== Supplied material
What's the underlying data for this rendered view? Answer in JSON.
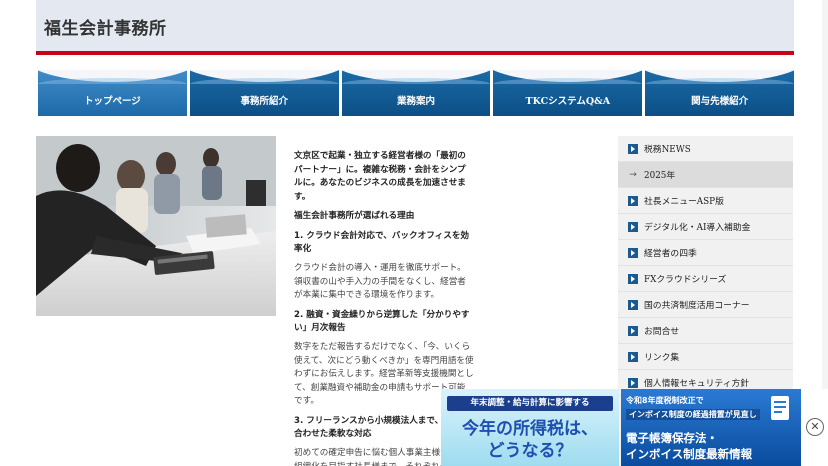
{
  "header": {
    "title": "福生会計事務所"
  },
  "nav": {
    "items": [
      {
        "label": "トップページ"
      },
      {
        "label": "事務所紹介"
      },
      {
        "label": "業務案内"
      },
      {
        "label": "TKCシステムQ&A"
      },
      {
        "label": "関与先様紹介"
      }
    ]
  },
  "main": {
    "intro": "文京区で起業・独立する経営者様の「最初のパートナー」に。複雑な税務・会計をシンプルに。あなたのビジネスの成長を加速させます。",
    "heading": "福生会計事務所が選ばれる理由",
    "points": [
      {
        "title": "1. クラウド会計対応で、バックオフィスを効率化",
        "body": "クラウド会計の導入・運用を徹底サポート。領収書の山や手入力の手間をなくし、経営者が本業に集中できる環境を作ります。"
      },
      {
        "title": "2. 融資・資金繰りから逆算した「分かりやすい」月次報告",
        "body": "数字をただ報告するだけでなく、「今、いくら使えて、次にどう動くべきか」を専門用語を使わずにお伝えします。経営革新等支援機関として、創業融資や補助金の申請もサポート可能です。"
      },
      {
        "title": "3. フリーランスから小規模法人まで、成長に合わせた柔軟な対応",
        "body": "初めての確定申告に悩む個人事業主様から、組織化を目指す社長様まで、それぞれの"
      }
    ]
  },
  "sidebar": {
    "items": [
      {
        "label": "税務NEWS",
        "sub": false
      },
      {
        "label": "2025年",
        "sub": true
      },
      {
        "label": "社長メニューASP版",
        "sub": false
      },
      {
        "label": "デジタル化・AI導入補助金",
        "sub": false
      },
      {
        "label": "経営者の四季",
        "sub": false
      },
      {
        "label": "FXクラウドシリーズ",
        "sub": false
      },
      {
        "label": "国の共済制度活用コーナー",
        "sub": false
      },
      {
        "label": "お問合せ",
        "sub": false
      },
      {
        "label": "リンク集",
        "sub": false
      },
      {
        "label": "個人情報セキュリティ方針",
        "sub": false
      }
    ]
  },
  "banners": {
    "left": {
      "line1": "年末調整・給与計算に影響する",
      "line2": "今年の所得税は、",
      "line3": "どうなる？"
    },
    "right": {
      "line1": "令和8年度税制改正で",
      "line2": "インボイス制度の経過措置が見直し",
      "line3": "電子帳簿保存法・",
      "line4": "インボイス制度最新情報"
    }
  },
  "colors": {
    "accent_red": "#c8001a",
    "nav_blue": "#0d4f86",
    "sidebar_bullet": "#1b5a90"
  }
}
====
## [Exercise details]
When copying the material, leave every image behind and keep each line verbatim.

## [Task answer]
What's the underlying data for this rendered view? Answer in JSON.
{
  "header": {
    "title": "福生会計事務所"
  },
  "nav": {
    "items": [
      {
        "label": "トップページ"
      },
      {
        "label": "事務所紹介"
      },
      {
        "label": "業務案内"
      },
      {
        "label": "TKCシステムQ&A"
      },
      {
        "label": "関与先様紹介"
      }
    ]
  },
  "main": {
    "intro": "文京区で起業・独立する経営者様の「最初のパートナー」に。複雑な税務・会計をシンプルに。あなたのビジネスの成長を加速させます。",
    "heading": "福生会計事務所が選ばれる理由",
    "points": [
      {
        "title": "1. クラウド会計対応で、バックオフィスを効率化",
        "body": "クラウド会計の導入・運用を徹底サポート。領収書の山や手入力の手間をなくし、経営者が本業に集中できる環境を作ります。"
      },
      {
        "title": "2. 融資・資金繰りから逆算した「分かりやすい」月次報告",
        "body": "数字をただ報告するだけでなく、「今、いくら使えて、次にどう動くべきか」を専門用語を使わずにお伝えします。経営革新等支援機関として、創業融資や補助金の申請もサポート可能です。"
      },
      {
        "title": "3. フリーランスから小規模法人まで、成長に合わせた柔軟な対応",
        "body": "初めての確定申告に悩む個人事業主様から、組織化を目指す社長様まで、それぞれの"
      }
    ]
  },
  "sidebar": {
    "items": [
      {
        "label": "税務NEWS",
        "sub": false
      },
      {
        "label": "2025年",
        "sub": true
      },
      {
        "label": "社長メニューASP版",
        "sub": false
      },
      {
        "label": "デジタル化・AI導入補助金",
        "sub": false
      },
      {
        "label": "経営者の四季",
        "sub": false
      },
      {
        "label": "FXクラウドシリーズ",
        "sub": false
      },
      {
        "label": "国の共済制度活用コーナー",
        "sub": false
      },
      {
        "label": "お問合せ",
        "sub": false
      },
      {
        "label": "リンク集",
        "sub": false
      },
      {
        "label": "個人情報セキュリティ方針",
        "sub": false
      }
    ]
  },
  "banners": {
    "left": {
      "line1": "年末調整・給与計算に影響する",
      "line2": "今年の所得税は、",
      "line3": "どうなる？"
    },
    "right": {
      "line1": "令和8年度税制改正で",
      "line2": "インボイス制度の経過措置が見直し",
      "line3": "電子帳簿保存法・",
      "line4": "インボイス制度最新情報"
    }
  },
  "colors": {
    "accent_red": "#c8001a",
    "nav_blue": "#0d4f86",
    "sidebar_bullet": "#1b5a90"
  }
}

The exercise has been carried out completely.